For when Mrs Albright tried to court them to attend the Qatar Arab-Israeli economic summit, almost all boycotted the meeting, preferring instead to turn up at Tehran - in the capital of America's principle adversary in the Middle East - for an Islamic summit at which Iran's new president, Mohamed Khatami, issued an unprecedented call for a dialogue with the "American people". President Clinton, still fearful of the Israeli lobby which now virtually controls US Middle East policy, said he'd like a dialogue too - on "terrorism" and the Middle East "peace process", the two subjects upon which the Iranians have no interest in talking to the Americans.

But the Europeans - having stormed out of Iran when a German court blamed the supreme leadership for the murder of Kurdish opponents in Berlin - crept back to Tehran in the autumn to continue their own dialogue with one of the Middle East's great oil nations. All over the region, Arabs, too, wanted to ask the Europeans - the very nations which created the morasse in which the Middle East finds itself - for help. They wanted a European initiative, European pressure on Israel and on America. Some hope.

When Saddam Hussein ordered US weapons inspectors out of Iraq, President Clinton thought he could talk tough and launch a few more cruise missiles at the impoverished Iraqis. The Arabs told him to get lost.
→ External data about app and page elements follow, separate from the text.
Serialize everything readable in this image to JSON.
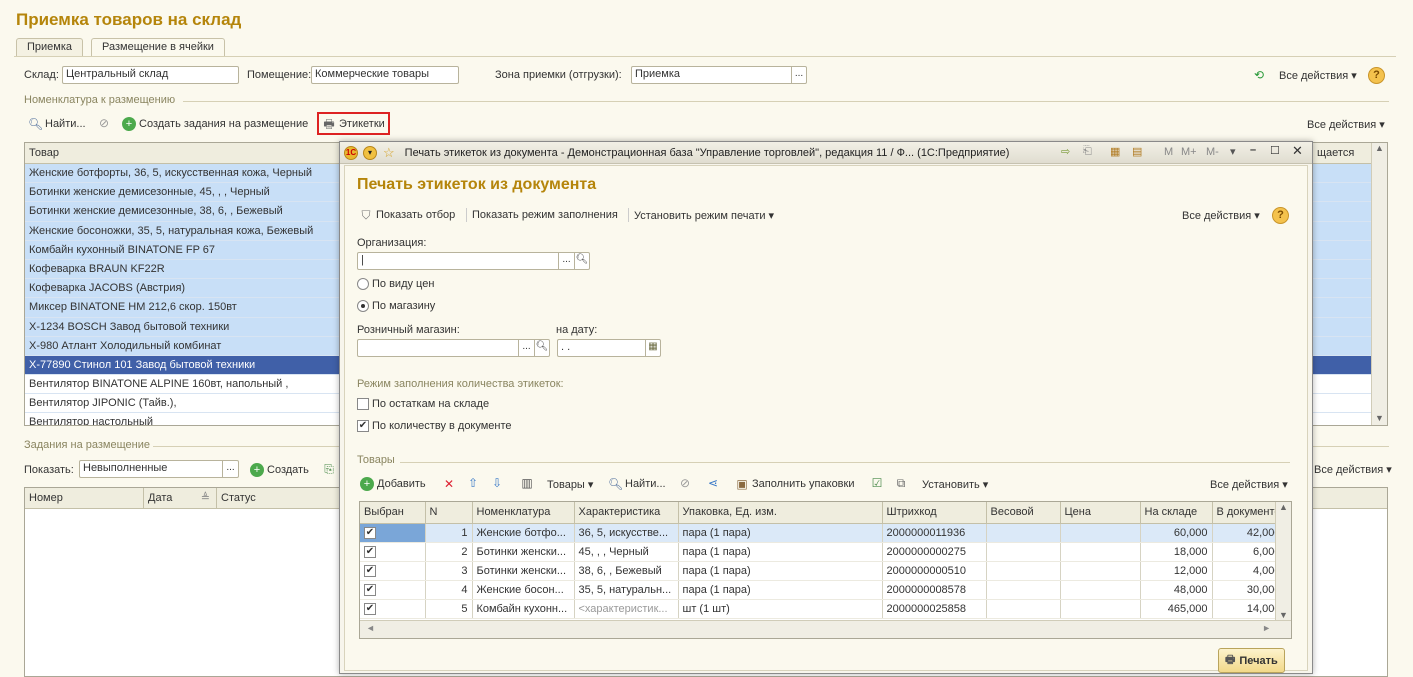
{
  "page_title": "Приемка товаров на склад",
  "tabs": [
    "Приемка",
    "Размещение в ячейки"
  ],
  "header": {
    "sklad_label": "Склад:",
    "sklad_value": "Центральный склад",
    "pomesh_label": "Помещение:",
    "pomesh_value": "Коммерческие товары",
    "zona_label": "Зона приемки (отгрузки):",
    "zona_value": "Приемка",
    "all_actions": "Все действия"
  },
  "nomenklatura": {
    "section": "Номенклатура к размещению",
    "find": "Найти...",
    "create_tasks": "Создать задания на размещение",
    "labels_btn": "Этикетки",
    "all_actions": "Все действия",
    "col_tovar": "Товар",
    "col_right": "щается",
    "rows": [
      "Женские ботфорты, 36, 5, искусственная кожа, Черный",
      "Ботинки женские демисезонные, 45, , , Черный",
      "Ботинки женские демисезонные, 38, 6, , Бежевый",
      "Женские босоножки, 35, 5, натуральная кожа, Бежевый",
      "Комбайн кухонный BINATONE FP 67",
      "Кофеварка BRAUN KF22R",
      "Кофеварка JACOBS (Австрия)",
      "Миксер BINATONE HM 212,6 скор. 150вт",
      "X-1234 BOSCH Завод бытовой техники",
      "X-980 Атлант Холодильный комбинат",
      "X-77890 Стинол 101 Завод бытовой техники",
      "Вентилятор BINATONE ALPINE 160вт, напольный ,",
      "Вентилятор JIPONIC (Тайв.),",
      "Вентилятор настольный"
    ]
  },
  "zadaniya": {
    "section": "Задания на размещение",
    "show_label": "Показать:",
    "show_value": "Невыполненные",
    "create": "Создать",
    "all_actions": "Все действия",
    "col_nomer": "Номер",
    "col_data": "Дата",
    "col_status": "Статус"
  },
  "modal": {
    "window_title": "Печать этикеток из документа - Демонстрационная база \"Управление торговлей\", редакция 11 / Ф... (1С:Предприятие)",
    "m_buttons": [
      "M",
      "M+",
      "M-"
    ],
    "heading": "Печать этикеток из документа",
    "show_filter": "Показать отбор",
    "show_fill_mode": "Показать режим заполнения",
    "set_print_mode": "Установить режим печати",
    "all_actions": "Все действия",
    "org_label": "Организация:",
    "radio_price_type": "По виду цен",
    "radio_store": "По магазину",
    "store_label": "Розничный магазин:",
    "date_label": "на дату:",
    "date_value": ". .",
    "fill_mode_label": "Режим заполнения количества этикеток:",
    "chk_stock": "По остаткам на складе",
    "chk_doc": "По количеству в документе",
    "goods_section": "Товары",
    "add": "Добавить",
    "goods_menu": "Товары",
    "find": "Найти...",
    "fill_packs": "Заполнить упаковки",
    "set_menu": "Установить",
    "print": "Печать",
    "columns": [
      "Выбран",
      "N",
      "Номенклатура",
      "Характеристика",
      "Упаковка, Ед. изм.",
      "Штрихкод",
      "Весовой",
      "Цена",
      "На складе",
      "В документе"
    ],
    "rows": [
      {
        "n": "1",
        "nom": "Женские ботфо...",
        "char": "36, 5, искусстве...",
        "pack": "пара (1 пара)",
        "barcode": "2000000011936",
        "stock": "60,000",
        "doc": "42,000"
      },
      {
        "n": "2",
        "nom": "Ботинки женски...",
        "char": "45, , , Черный",
        "pack": "пара (1 пара)",
        "barcode": "2000000000275",
        "stock": "18,000",
        "doc": "6,000"
      },
      {
        "n": "3",
        "nom": "Ботинки женски...",
        "char": "38, 6, , Бежевый",
        "pack": "пара (1 пара)",
        "barcode": "2000000000510",
        "stock": "12,000",
        "doc": "4,000"
      },
      {
        "n": "4",
        "nom": "Женские босон...",
        "char": "35, 5, натуральн...",
        "pack": "пара (1 пара)",
        "barcode": "2000000008578",
        "stock": "48,000",
        "doc": "30,000"
      },
      {
        "n": "5",
        "nom": "Комбайн кухонн...",
        "char": "<характеристик...",
        "pack": "шт (1 шт)",
        "barcode": "2000000025858",
        "stock": "465,000",
        "doc": "14,000"
      }
    ]
  }
}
When Mrs Albright turned up in the region to dig the long-dead peace process out of its grave, the tough-talking secretary of state turned into a mouse, blandly mouthing Israeli government policies, claiming that killing was worse than "building houses" - her mendacious reference to stealing Arab land - and suggesting that settlement-building, which contradicts the very foundation of the peace, was legal. By the time she got round to mentioning Palestinian grievances, the Israelis were treating her with the contempt she deserved.

At all this, the bad guys of the region rejoiced: Saddam finished the year by telling the Americans they could not visit his palaces, even if they did think a warhead or two might be concealed under the four-poster beds. The Arab "partners for peace" turned up en masse to demonstrate their friendship towards the new Iran. And the Americans went on supporting the Algerian government (which is increasingly implicated in the massacres - or at least the failure to prevent them) and the Egyptian government, whose own corruption and brutality has helped provoke its own home-grown and vicious rebellion.
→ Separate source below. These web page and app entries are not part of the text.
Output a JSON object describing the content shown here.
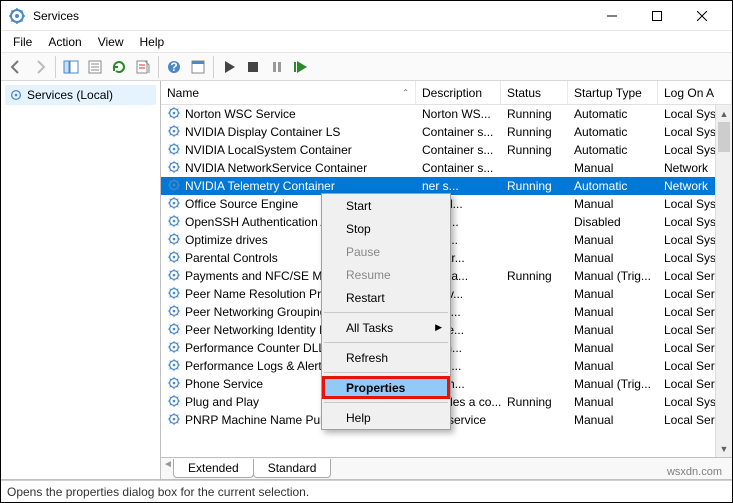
{
  "window": {
    "title": "Services"
  },
  "menu": {
    "file": "File",
    "action": "Action",
    "view": "View",
    "help": "Help"
  },
  "left": {
    "label": "Services (Local)"
  },
  "columns": {
    "name": "Name",
    "desc": "Description",
    "status": "Status",
    "stype": "Startup Type",
    "logon": "Log On A"
  },
  "tabs": {
    "extended": "Extended",
    "standard": "Standard"
  },
  "statusbar": "Opens the properties dialog box for the current selection.",
  "watermark": "wsxdn.com",
  "ctx": {
    "start": "Start",
    "stop": "Stop",
    "pause": "Pause",
    "resume": "Resume",
    "restart": "Restart",
    "alltasks": "All Tasks",
    "refresh": "Refresh",
    "properties": "Properties",
    "help": "Help"
  },
  "rows": [
    {
      "name": "Norton WSC Service",
      "desc": "Norton WS...",
      "status": "Running",
      "stype": "Automatic",
      "logon": "Local Sys"
    },
    {
      "name": "NVIDIA Display Container LS",
      "desc": "Container s...",
      "status": "Running",
      "stype": "Automatic",
      "logon": "Local Sys"
    },
    {
      "name": "NVIDIA LocalSystem Container",
      "desc": "Container s...",
      "status": "Running",
      "stype": "Automatic",
      "logon": "Local Sys"
    },
    {
      "name": "NVIDIA NetworkService Container",
      "desc": "Container s...",
      "status": "",
      "stype": "Manual",
      "logon": "Network"
    },
    {
      "name": "NVIDIA Telemetry Container",
      "desc": "ner s...",
      "status": "Running",
      "stype": "Automatic",
      "logon": "Network",
      "selected": true
    },
    {
      "name": "Office  Source Engine",
      "desc": "install...",
      "status": "",
      "stype": "Manual",
      "logon": "Local Sys"
    },
    {
      "name": "OpenSSH Authentication Age",
      "desc": "to ho...",
      "status": "",
      "stype": "Disabled",
      "logon": "Local Sys"
    },
    {
      "name": "Optimize drives",
      "desc": "the c...",
      "status": "",
      "stype": "Manual",
      "logon": "Local Sys"
    },
    {
      "name": "Parental Controls",
      "desc": "es par...",
      "status": "",
      "stype": "Manual",
      "logon": "Local Sys"
    },
    {
      "name": "Payments and NFC/SE Manag",
      "desc": "ges pa...",
      "status": "Running",
      "stype": "Manual (Trig...",
      "logon": "Local Ser"
    },
    {
      "name": "Peer Name Resolution Protoco",
      "desc": "s serv...",
      "status": "",
      "stype": "Manual",
      "logon": "Local Ser"
    },
    {
      "name": "Peer Networking Grouping",
      "desc": "s mul...",
      "status": "",
      "stype": "Manual",
      "logon": "Local Ser"
    },
    {
      "name": "Peer Networking Identity Man",
      "desc": "es ide...",
      "status": "",
      "stype": "Manual",
      "logon": "Local Ser"
    },
    {
      "name": "Performance Counter DLL Hos",
      "desc": "s rem...",
      "status": "",
      "stype": "Manual",
      "logon": "Local Ser"
    },
    {
      "name": "Performance Logs & Alerts",
      "desc": "manc...",
      "status": "",
      "stype": "Manual",
      "logon": "Local Ser"
    },
    {
      "name": "Phone Service",
      "desc": "ges th...",
      "status": "",
      "stype": "Manual (Trig...",
      "logon": "Local Ser"
    },
    {
      "name": "Plug and Play",
      "desc": "Enables a co...",
      "status": "Running",
      "stype": "Manual",
      "logon": "Local Sys"
    },
    {
      "name": "PNRP Machine Name Publication Service",
      "desc": "This service",
      "status": "",
      "stype": "Manual",
      "logon": "Local Ser"
    }
  ]
}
By year's end, the ceasefire in southern Lebanon was a charade, with villagers being killed - by Hizbollah but more frequently by Israelis - every week. Israel talked about fighting "a war against terrorism on two fronts", suggesting that a coming bloodbath would take place in both the West Bank and Lebanon. But whoever Mr Netanyahu thinks he might be fighting, the question must be asked: who would win?